Originally Posted by

**Lord Darkin** My problem says, "there's a myth circulating among calculus students which states that all indeterminate forms of types $\displaystyle 0^0, infinity^0$ and 1^(infinity) have a value of 1 since anything to the zero power is 1 and 1 to any power is 1.

But the thing is, those 3 things I mentioned before are "descriptions of limits" rather than powers of numbers. Please show that such indeterminate forms can have any positive real value.

(PS: Apologize for the terrible typing, I don't know how to use latex well.)

1)

lim (as x-> 0+)

[x^(lna/(1+lnx))] = $\displaystyle 0^0$ = a

2)

lim (as x-> 0+)

[x^(lna/(1+lnx))] = infinity^0 = a

3)

lim (as x-> 0+)

[(x+1)^(lna/x)] = 1^(infinity) = a

I am really stumped on how to do these.
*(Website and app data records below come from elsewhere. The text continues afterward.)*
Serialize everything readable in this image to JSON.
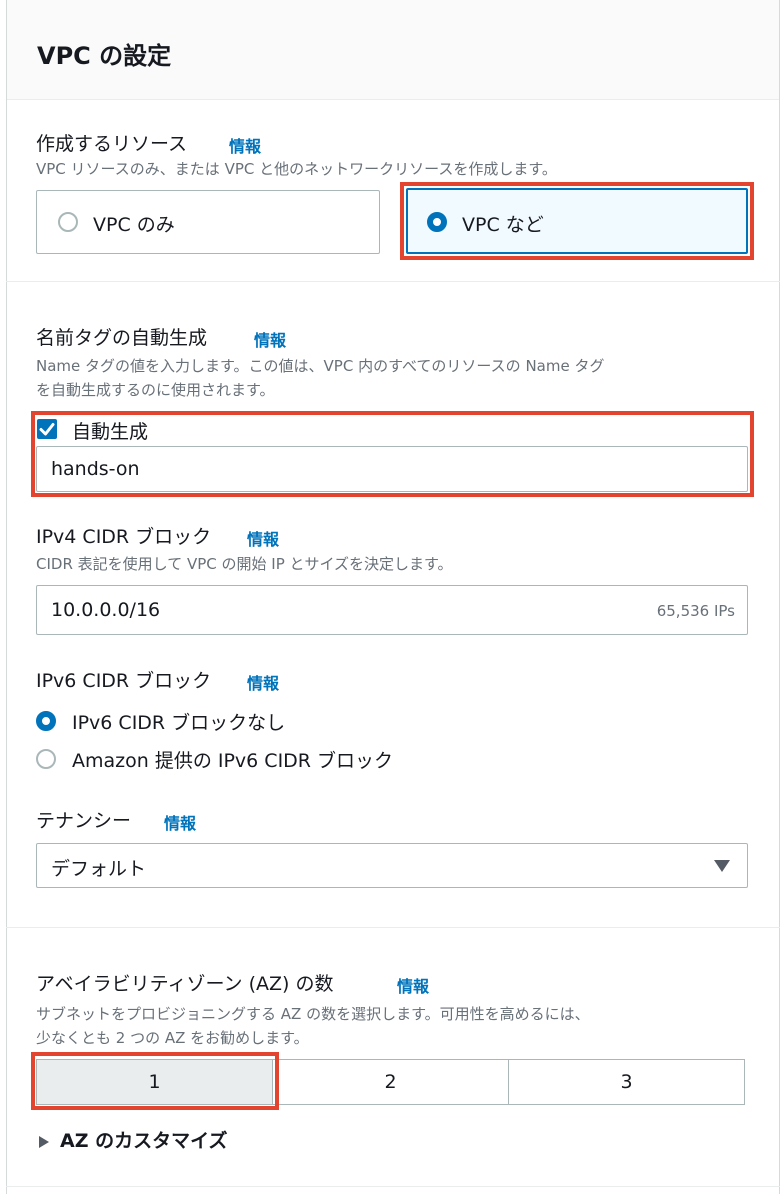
{
  "panel": {
    "title": "VPC の設定"
  },
  "resources": {
    "label": "作成するリソース",
    "info": "情報",
    "description": "VPC リソースのみ、または VPC と他のネットワークリソースを作成します。",
    "options": [
      "VPC のみ",
      "VPC など"
    ],
    "selected": "VPC など"
  },
  "name_tag": {
    "label": "名前タグの自動生成",
    "info": "情報",
    "description_line1": "Name タグの値を入力します。この値は、VPC 内のすべてのリソースの Name タグ",
    "description_line2": "を自動生成するのに使用されます。",
    "checkbox_label": "自動生成",
    "checked": true,
    "value": "hands-on"
  },
  "ipv4": {
    "label": "IPv4 CIDR ブロック",
    "info": "情報",
    "description": "CIDR 表記を使用して VPC の開始 IP とサイズを決定します。",
    "value": "10.0.0.0/16",
    "suffix": "65,536 IPs"
  },
  "ipv6": {
    "label": "IPv6 CIDR ブロック",
    "info": "情報",
    "options": [
      "IPv6 CIDR ブロックなし",
      "Amazon 提供の IPv6 CIDR ブロック"
    ],
    "selected": "IPv6 CIDR ブロックなし"
  },
  "tenancy": {
    "label": "テナンシー",
    "info": "情報",
    "value": "デフォルト"
  },
  "az": {
    "label": "アベイラビリティゾーン (AZ) の数",
    "info": "情報",
    "description_line1": "サブネットをプロビジョニングする AZ の数を選択します。可用性を高めるには、",
    "description_line2": "少なくとも 2 つの AZ をお勧めします。",
    "options": [
      "1",
      "2",
      "3"
    ],
    "selected": "1",
    "customize": "AZ のカスタマイズ"
  },
  "colors": {
    "accent": "#0073bb",
    "highlight": "#e2442f",
    "border": "#aab7b8",
    "muted_text": "#687078"
  }
}
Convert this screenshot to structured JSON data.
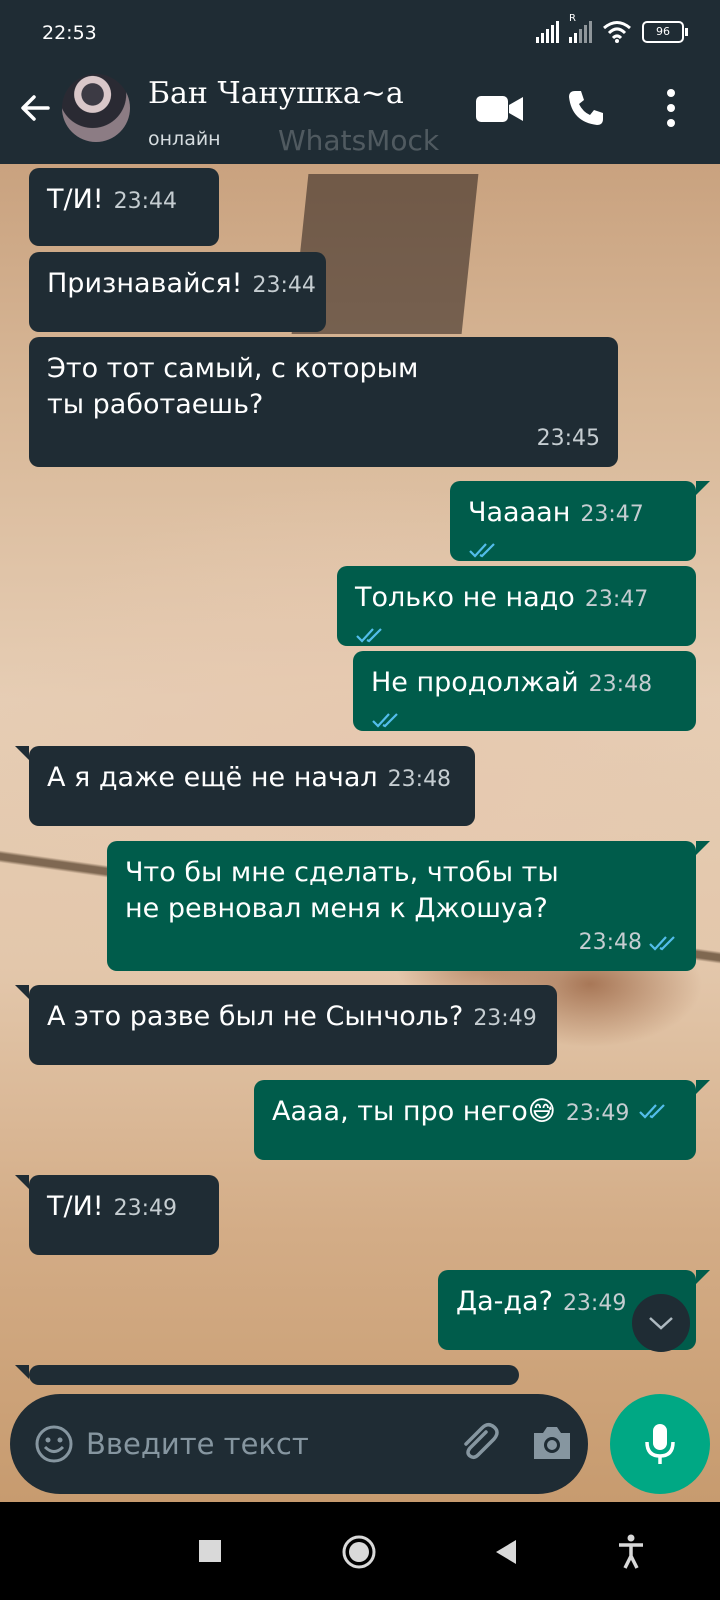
{
  "status_bar": {
    "time": "22:53",
    "battery": "96",
    "roaming": "R"
  },
  "header": {
    "contact_name": "Бан Чанушка~а",
    "status": "онлайн",
    "watermark": "WhatsMock"
  },
  "messages": [
    {
      "dir": "in",
      "text": "Т/И!",
      "time": "23:44"
    },
    {
      "dir": "in",
      "text": "Признавайся!",
      "time": "23:44"
    },
    {
      "dir": "in",
      "text": "Это тот самый, с которым ты работаешь?",
      "time": "23:45"
    },
    {
      "dir": "out",
      "text": "Чаааан",
      "time": "23:47",
      "read": true
    },
    {
      "dir": "out",
      "text": "Только не надо",
      "time": "23:47",
      "read": true
    },
    {
      "dir": "out",
      "text": "Не продолжай",
      "time": "23:48",
      "read": true
    },
    {
      "dir": "in",
      "text": "А я даже ещё не начал",
      "time": "23:48"
    },
    {
      "dir": "out",
      "text": "Что бы мне сделать, чтобы ты не ревновал меня к Джошуа?",
      "time": "23:48",
      "read": true
    },
    {
      "dir": "in",
      "text": "А это разве был не Сынчоль?",
      "time": "23:49"
    },
    {
      "dir": "out",
      "text": "Аааа, ты про него😅",
      "time": "23:49",
      "read": true
    },
    {
      "dir": "in",
      "text": "Т/И!",
      "time": "23:49"
    },
    {
      "dir": "out",
      "text": "Да-да?",
      "time": "23:49",
      "read": true
    }
  ],
  "input": {
    "placeholder": "Введите текст",
    "value": ""
  },
  "colors": {
    "header_bg": "#1f2c34",
    "incoming_bubble": "#1f2c34",
    "outgoing_bubble": "#005c4b",
    "read_ticks": "#53bdeb",
    "mic_button": "#00a884"
  },
  "icons": {
    "back": "arrow-left-icon",
    "video": "video-camera-icon",
    "call": "phone-icon",
    "menu": "more-vertical-icon",
    "emoji": "emoji-icon",
    "attach": "paperclip-icon",
    "camera": "camera-icon",
    "mic": "microphone-icon",
    "scroll": "chevron-down-icon"
  }
}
I did #1 and ended up with 1/(a(x+1)) which means that it would end up with a fraction of 1/a if x->0, which does not equal a.

My attempt
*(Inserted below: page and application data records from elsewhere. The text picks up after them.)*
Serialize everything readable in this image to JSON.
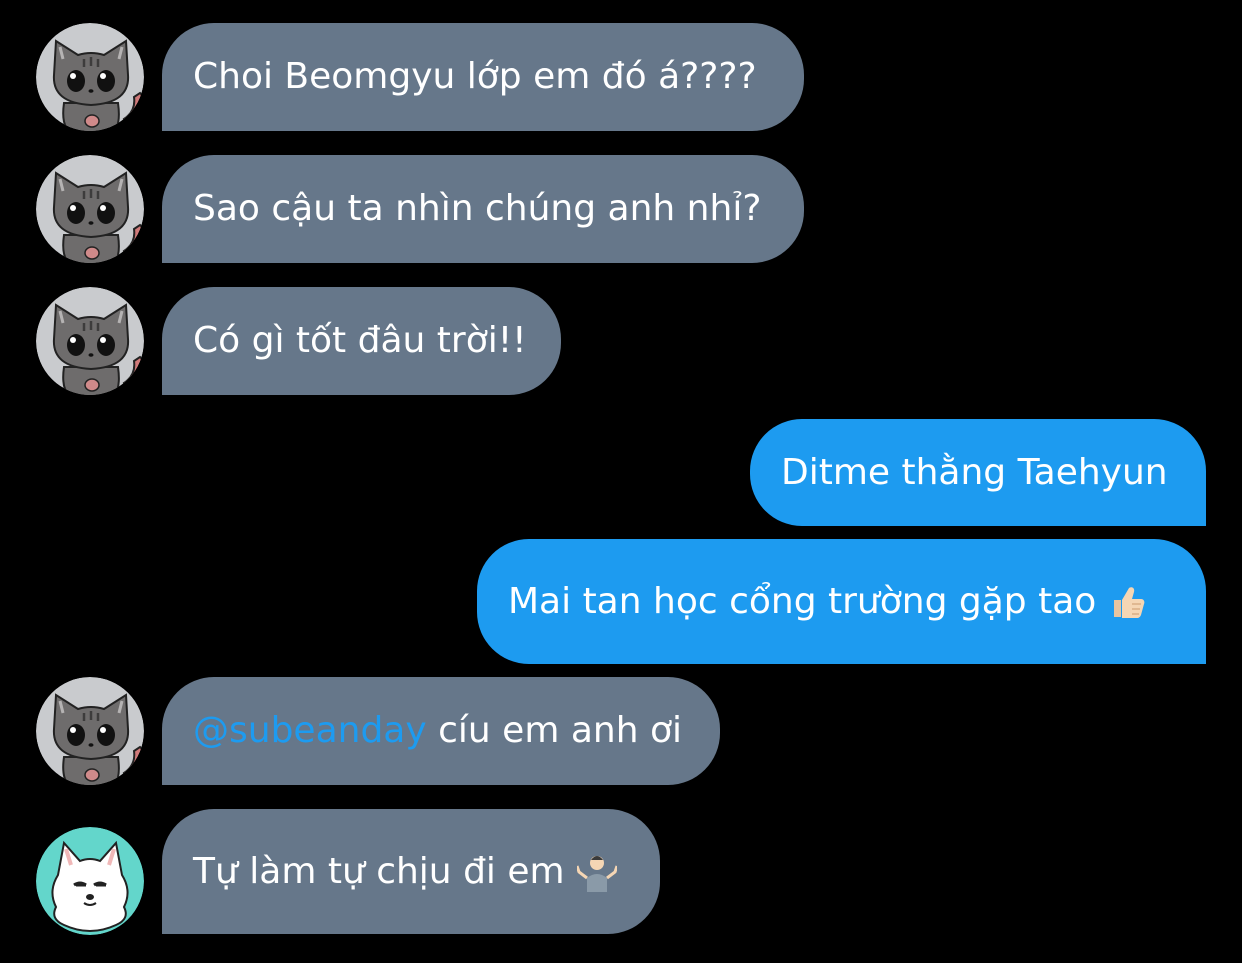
{
  "conversation": {
    "messages": [
      {
        "sender": "other",
        "avatar": "cat-avatar-icon",
        "text": "Choi Beomgyu lớp em đó á????"
      },
      {
        "sender": "other",
        "avatar": "cat-avatar-icon",
        "text": "Sao cậu ta nhìn chúng anh nhỉ?"
      },
      {
        "sender": "other",
        "avatar": "cat-avatar-icon",
        "text": "Có gì tốt đâu trời!!"
      },
      {
        "sender": "self",
        "text": "Ditme thằng Taehyun"
      },
      {
        "sender": "self",
        "text": "Mai tan học cổng trường gặp tao",
        "emoji": "thumbs-up-icon"
      },
      {
        "sender": "other",
        "avatar": "cat-avatar-icon",
        "mention": "@subeanday",
        "text": " cíu em anh ơi"
      },
      {
        "sender": "other",
        "avatar": "white-dog-avatar-icon",
        "text": "Tự làm tự chịu đi em",
        "emoji": "person-shrugging-icon"
      }
    ]
  },
  "colors": {
    "background": "#000000",
    "incoming_bubble": "#66778a",
    "outgoing_bubble": "#1d9bf0",
    "mention": "#1d9bf0",
    "text": "#ffffff"
  }
}
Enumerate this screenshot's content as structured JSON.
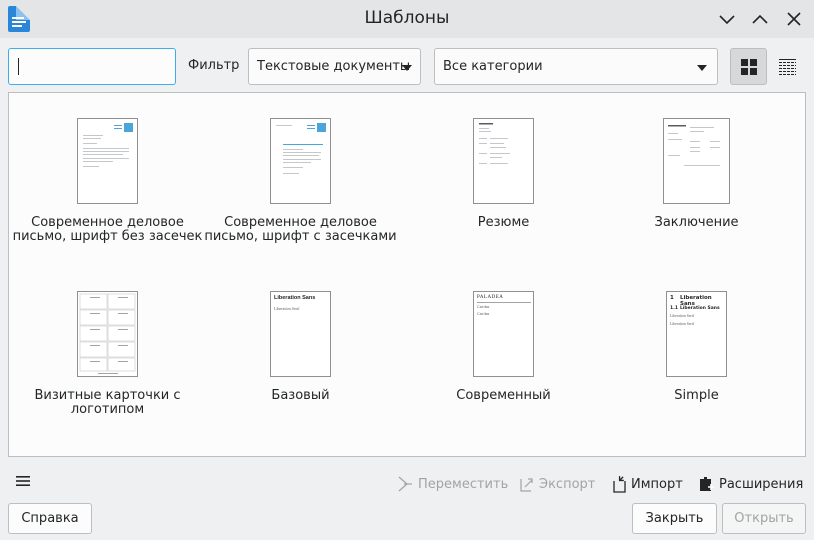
{
  "window": {
    "title": "Шаблоны"
  },
  "filter": {
    "search_value": "",
    "filter_label": "Фильтр",
    "doc_type_value": "Текстовые документы",
    "category_value": "Все категории"
  },
  "templates": [
    {
      "label": "Современное деловое письмо, шрифт без засечек"
    },
    {
      "label": "Современное деловое письмо, шрифт с засечками"
    },
    {
      "label": "Резюме"
    },
    {
      "label": "Заключение"
    },
    {
      "label": "Визитные карточки с логотипом"
    },
    {
      "label": "Базовый",
      "preview_lines": [
        "Liberation Sans",
        "Liberation Serif"
      ]
    },
    {
      "label": "Современный",
      "preview_lines": [
        "PALADEA",
        "Caribo",
        "Caribo"
      ]
    },
    {
      "label": "Simple",
      "preview_lines": [
        "1",
        "Liberation Sans",
        "1.1",
        "Liberation Sans",
        "Liberation Serif",
        "Liberation Serif"
      ]
    }
  ],
  "actions": {
    "move_label": "Переместить",
    "export_label": "Экспорт",
    "import_label": "Импорт",
    "extensions_label": "Расширения"
  },
  "buttons": {
    "help_label": "Справка",
    "close_label": "Закрыть",
    "open_label": "Открыть"
  },
  "colors": {
    "accent": "#3daee9",
    "brand_icon": "#2a86d9",
    "disabled_text": "#a1a3a5"
  }
}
x^(lna/(1+lnx))

I used the e^ln thing to get the exponent down. Then I used L'Hopital rule.

e^(1/(a(x+1)))

?